Over the past decade, the left tackle spot has been anything but stable. Since the retirement of Ring of Honor member Jordan Gross following the 2013 season the Panthers have had a different starter at the position each and every season. The list of players who have taken a shot at becoming the Panthers’ next franchise left tackle is not only extremely long but also highly diverse, including blockbuster free agents (Matt Kalil), high draft picks (Greg Little), and even players signed from their couches to the role mid-season (Chris Clark).
In short, since the retirement of Gross, the Panthers’ left tackle spot has been the closest thing to the cursed Defense Against the Dark Arts post at Hogwarts that exists in the real world.
The latest player signed to try and fill this role is veteran journeyman Cam Erving. The No. 19-overall pick in the 2015 NFL Draft, Erving was selected by the Cleveland Browns after starring at left tackle at Florida State, where he was a member of the school’s 2014 National Championship-winning team and was both a First-Team All-American and First-Team All-ACC. There was no way Erving was playing left tackle in Cleveland early on – That job indisputably belonged to future Pro Football Hall of Famer Joe Thomas – And so began a career where Erving’s role has never been completely clear.
Erving started at left guard as a rookie, then moved to center the next season before being moved to right tackle. The Browns ultimately gave up on him and traded him to Kansas City where Erving became the starting left guard and also started at left tackle in place of an injured Eric Fisher. One Super Bowl ring later, Erving played all across the Dallas Cowboys offensive line in 2020, ultimately ending up at left tackle due to multiple injuries.
After such a tumultuous start to his NFL career different teams are unsurprisingly going to have very different views on where he fits into their offensive line picture, if at all, but in the Panthers, Erving has found a team that is giving him the opportunity to focus on playing left tackle and providing competition to rookie Brady Christensen and third-year pro Greg Little.
“It’s definitely good to know what they want me to do here, how they see me,” said Erving. “My whole career I’ve kind of been labeled as a jack of all trades. Now, I’m getting the opportunity to go out there and play a position that I feel like I can excel at.”
No one can accuse Erving of having had it easy in the NFL. He has endured organizational and locker room chaos as well as a two year stretch that saw his team go 1-31, Erving said that there was “always a disconnect” while he was in Cleveland before he was able to get a fresh start in Kansas City. However, his success with Kansas City served as only brief respite, as he was cast right back into the thorns when his tenure in Dallas went far from as planned.
When he originally signed with the Cowboys, Erving was brought to The Star in order to compete for a job at swing tackle. But a season-ending injury to La’el Collins in training camp forced him into a right tackle. competition with Terence Steele which he ultimately lost before missing significant time after spraining his MCL in the season opener while blocking for the field goal unit.
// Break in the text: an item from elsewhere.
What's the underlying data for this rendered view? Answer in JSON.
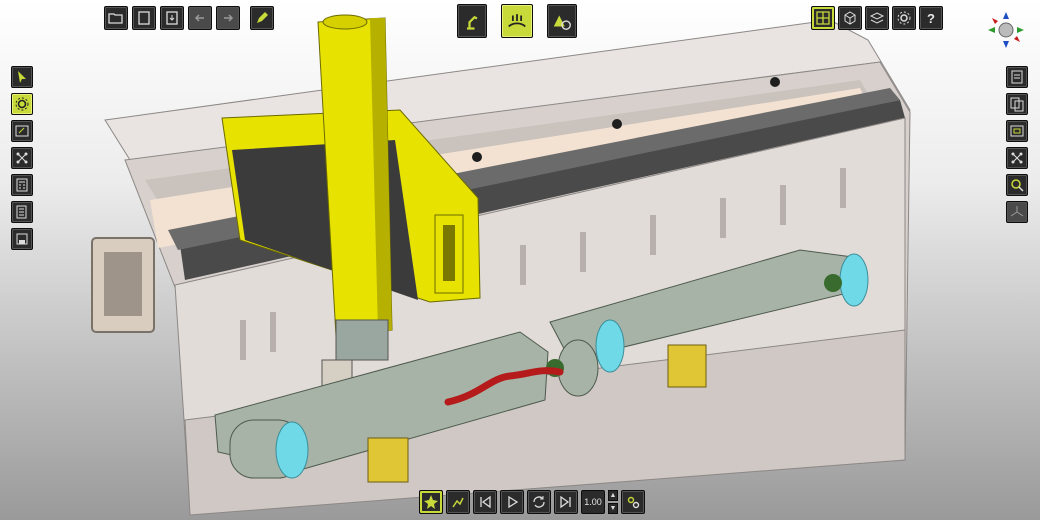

When Erving returned to the lineup in Dallas, he was put in at left tackle in place of an injured Brandon Knight, who was already subbing for Tyron Smith on an injury-ravaged Cowboys team. He started five games at left tackle on a Cowboys team that eventually went 6-10 before another knee sprain ended his season. Looking back on what many would have considered difficult circumstances, Erving acknowledged that his 2020 season was a worthwhile experience where he was forced to grow as a player and as an example.
“I was definitely able to grow as a player, because I was taken a little out of my comfort zone in different areas. I was able to grow and actually help affect younger guys,” said Erving. “There was a lot of injuries in Dallas last year, but … I was able to grow from the experience in Dallas more so because of just the season we were having. We took a lot of losses, and we lost a lot of good players. Lot of veterans, lot of great leaders on that team.
“It was definitely a trying year, but it was a big stepping-stone for me personally because I was able to step out of the guy who was everywhere, was thrown around a little bit everywhere.”
With his 2020 odyssey adding to what is already a wealth of experience, Erving presents head coach Matt Rhule and offensive line coach Pat Meyer with a seasoned, league-wise option as they try and determine the best five for their offensive line. On Tuesday, Rhule stated that the process of determining their starting O-Line would likely extend into training camp – and that they are waiting on Erving, who has missed much of the spring activities with an injury, to return to the field before it begins.
Whether or not Cameron Erving becomes the latest starting left tackle for Carolina depends on his efforts in training camp, and almost nothing is guaranteed at this stage. His career as an NFL player has typecast him as a journeyman, and he also has the advance of time to contend with as he turns 29 in August. At the very least, Erving is getting his wish to play the tackle position, which he has remained the most passionate towards even after playing all across NFL offensive lines. With that comes the chance to become at least one more Panthers’ left tackle in the post-Jordan Gross era with an interesting story to tell.
“Nothing’s given, everybody on this team is competing for everything. But left tackle is where they told me I’m gonna play. It’s been a revolving door, but it’s been a lot for me as well,” said Erving. “So just personally just looking forward to getting out there and actually competing.”
(Top photo via Brandon Todd/Carolina Panthers)